## Your objective:
Every line of the entries below that carries the string "label" should be copied.

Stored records
★ ★ ★

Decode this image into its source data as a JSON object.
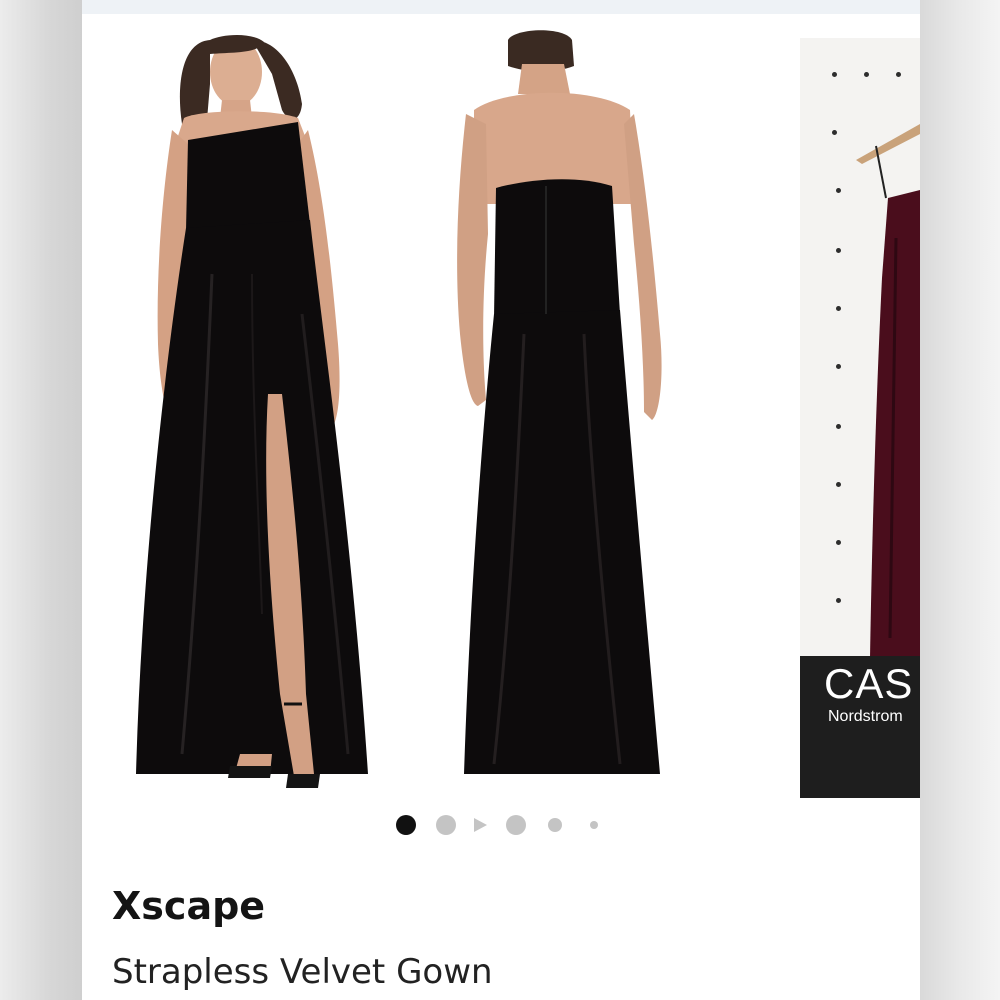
{
  "product": {
    "brand": "Xscape",
    "title": "Strapless Velvet Gown"
  },
  "carousel": {
    "slides": [
      {
        "label": "front view",
        "icon": "gown-front"
      },
      {
        "label": "back view",
        "icon": "gown-back"
      },
      {
        "label": "hanger view",
        "icon": "gown-hanger"
      }
    ],
    "slide3_text": {
      "brand": "CAS",
      "sub": "Nordstrom"
    },
    "page_count": 6,
    "active_index": 0
  },
  "colors": {
    "gown": "#0d0b0c",
    "burgundy": "#4a0d1c",
    "skin": "#d9a88c",
    "active_dot": "#111111",
    "inactive_dot": "#c4c4c4"
  }
}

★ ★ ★

## Task solution:
        "label": "front view",
        "label": "back view",
        "label": "hanger view",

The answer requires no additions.